[Data excerpts]
------------------------
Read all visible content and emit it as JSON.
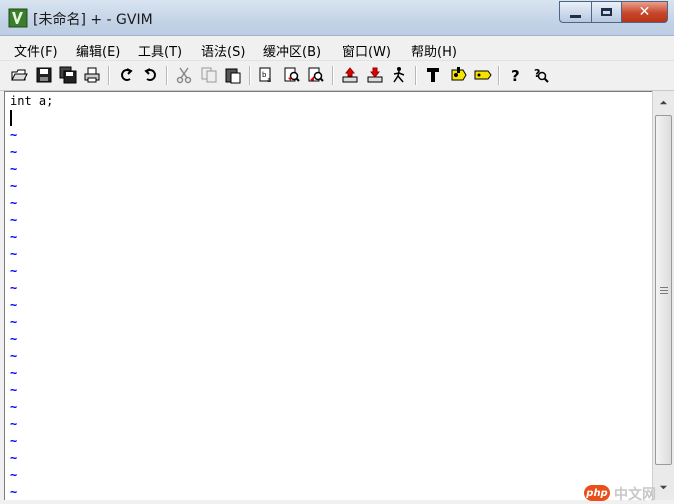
{
  "window": {
    "title": "[未命名] + - GVIM",
    "close_glyph": "✕"
  },
  "menu": [
    {
      "label": "文件(F)"
    },
    {
      "label": "编辑(E)"
    },
    {
      "label": "工具(T)"
    },
    {
      "label": "语法(S)"
    },
    {
      "label": "缓冲区(B)"
    },
    {
      "label": "窗口(W)"
    },
    {
      "label": "帮助(H)"
    }
  ],
  "toolbar": {
    "icons": [
      "open-icon",
      "save-icon",
      "save-all-icon",
      "print-icon",
      "undo-icon",
      "redo-icon",
      "cut-icon",
      "copy-icon",
      "paste-icon",
      "load-session-icon",
      "find-replace-icon",
      "find-next-icon",
      "upload-icon",
      "download-icon",
      "run-script-icon",
      "make-icon",
      "build-tags-icon",
      "jump-tag-icon",
      "help-icon",
      "find-help-icon"
    ]
  },
  "editor": {
    "lines": [
      "int a;"
    ],
    "tilde": "~",
    "tilde_count": 22
  },
  "watermark": {
    "badge": "php",
    "text": "中文网"
  }
}
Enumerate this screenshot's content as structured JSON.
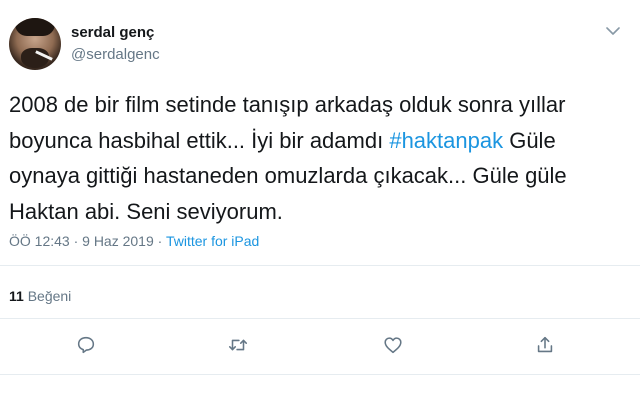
{
  "user": {
    "name": "serdal genç",
    "handle": "@serdalgenc"
  },
  "tweet": {
    "text_before": "2008 de bir film setinde tanışıp arkadaş olduk sonra yıllar\nboyunca hasbihal ettik... İyi bir adamdı ",
    "hashtag": "#haktanpak",
    "text_after": " Güle\noynaya gittiği hastaneden omuzlarda çıkacak... Güle güle\nHaktan abi. Seni seviyorum.",
    "timestamp": "ÖÖ 12:43 · 9 Haz 2019 · ",
    "source": "Twitter for iPad"
  },
  "stats": {
    "likes_count": "11",
    "likes_label": "Beğeni"
  },
  "colors": {
    "link": "#1b95e0",
    "secondary_text": "#657786",
    "divider": "#e6ecf0"
  },
  "icons": {
    "reply": "reply-icon",
    "retweet": "retweet-icon",
    "like": "like-icon",
    "share": "share-icon",
    "menu": "chevron-down-icon"
  }
}
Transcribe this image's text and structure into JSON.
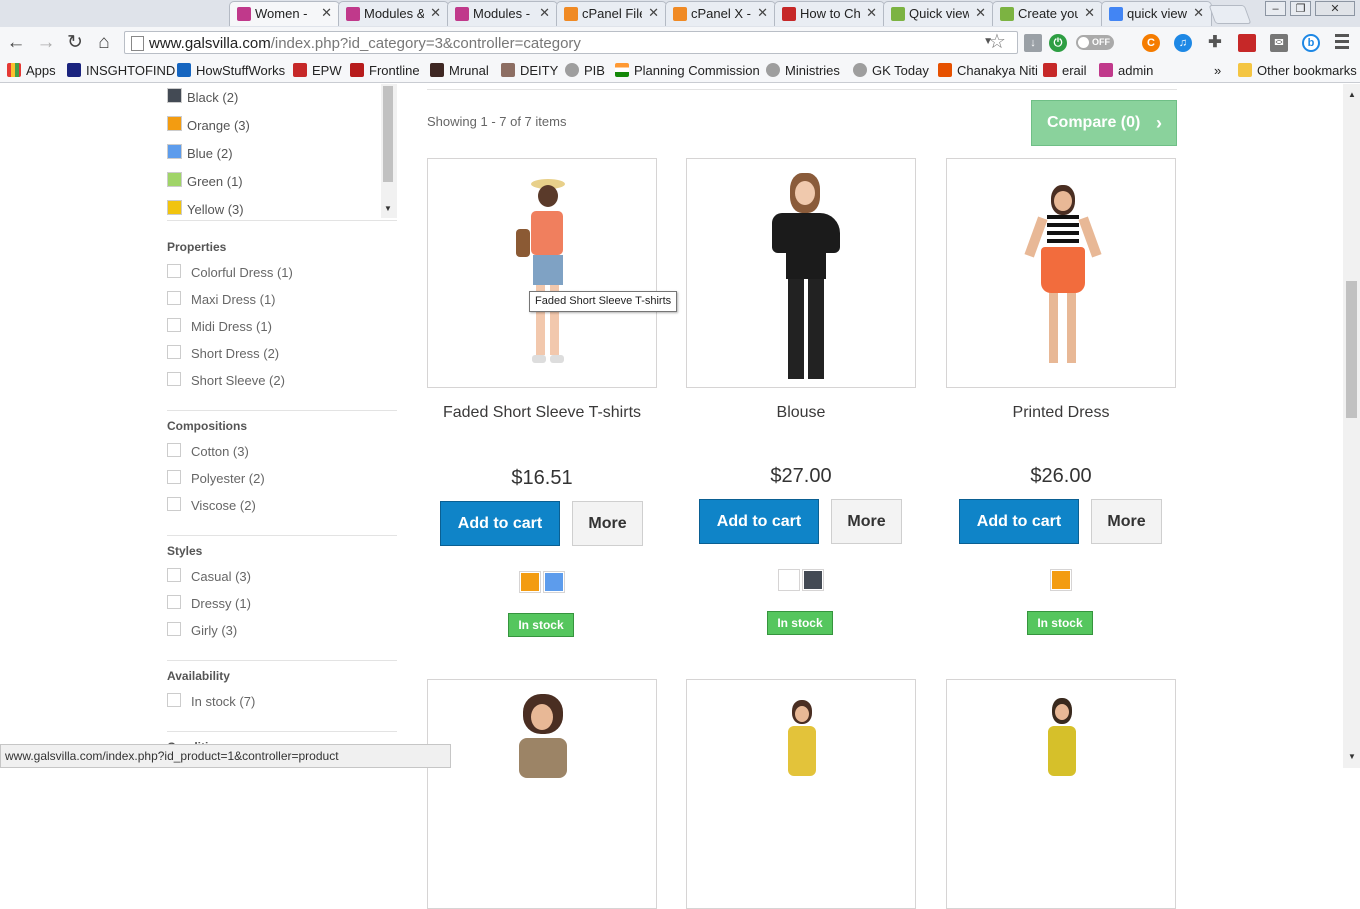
{
  "browser": {
    "tabs": [
      {
        "title": "Women -",
        "icon_color": "#c0398b"
      },
      {
        "title": "Modules &",
        "icon_color": "#c0398b"
      },
      {
        "title": "Modules -",
        "icon_color": "#c0398b"
      },
      {
        "title": "cPanel File",
        "icon_color": "#f08a24"
      },
      {
        "title": "cPanel X -",
        "icon_color": "#f08a24"
      },
      {
        "title": "How to Ch",
        "icon_color": "#c62828"
      },
      {
        "title": "Quick view",
        "icon_color": "#7cb342"
      },
      {
        "title": "Create you",
        "icon_color": "#7cb342"
      },
      {
        "title": "quick view",
        "icon_color": "#4285f4"
      }
    ],
    "url_host": "www.galsvilla.com",
    "url_path": "/index.php?id_category=3&controller=category",
    "toggle_label": "OFF",
    "bookmarks": [
      "Apps",
      "INSGHTOFIND",
      "HowStuffWorks",
      "EPW",
      "Frontline",
      "Mrunal",
      "DEITY",
      "PIB",
      "Planning Commission",
      "Ministries",
      "GK Today",
      "Chanakya Niti",
      "erail",
      "admin"
    ],
    "bookmarks_overflow": "»",
    "other_bookmarks": "Other bookmarks",
    "status_url": "www.galsvilla.com/index.php?id_product=1&controller=product"
  },
  "filters": {
    "colors": [
      {
        "label": "Black (2)",
        "color": "#434a54"
      },
      {
        "label": "Orange (3)",
        "color": "#f39c11"
      },
      {
        "label": "Blue (2)",
        "color": "#5d9cec"
      },
      {
        "label": "Green (1)",
        "color": "#a0d468"
      },
      {
        "label": "Yellow (3)",
        "color": "#f1c40f"
      }
    ],
    "properties": {
      "title": "Properties",
      "options": [
        "Colorful Dress (1)",
        "Maxi Dress (1)",
        "Midi Dress (1)",
        "Short Dress (2)",
        "Short Sleeve (2)"
      ]
    },
    "compositions": {
      "title": "Compositions",
      "options": [
        "Cotton (3)",
        "Polyester (2)",
        "Viscose (2)"
      ]
    },
    "styles": {
      "title": "Styles",
      "options": [
        "Casual (3)",
        "Dressy (1)",
        "Girly (3)"
      ]
    },
    "availability": {
      "title": "Availability",
      "options": [
        "In stock (7)"
      ]
    },
    "condition": {
      "title": "Condition"
    }
  },
  "listing": {
    "showing": "Showing 1 - 7 of 7 items",
    "compare_label": "Compare (0)",
    "tooltip": "Faded Short Sleeve T-shirts",
    "add_to_cart": "Add to cart",
    "more": "More",
    "in_stock": "In stock",
    "products": [
      {
        "name": "Faded Short Sleeve T-shirts",
        "price": "$16.51",
        "colors": [
          "#f39c11",
          "#5d9cec"
        ]
      },
      {
        "name": "Blouse",
        "price": "$27.00",
        "colors": [
          "#ffffff",
          "#434a54"
        ]
      },
      {
        "name": "Printed Dress",
        "price": "$26.00",
        "colors": [
          "#f39c11"
        ]
      }
    ]
  }
}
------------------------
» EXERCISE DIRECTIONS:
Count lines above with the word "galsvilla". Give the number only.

» WRITTEN ANSWER:
2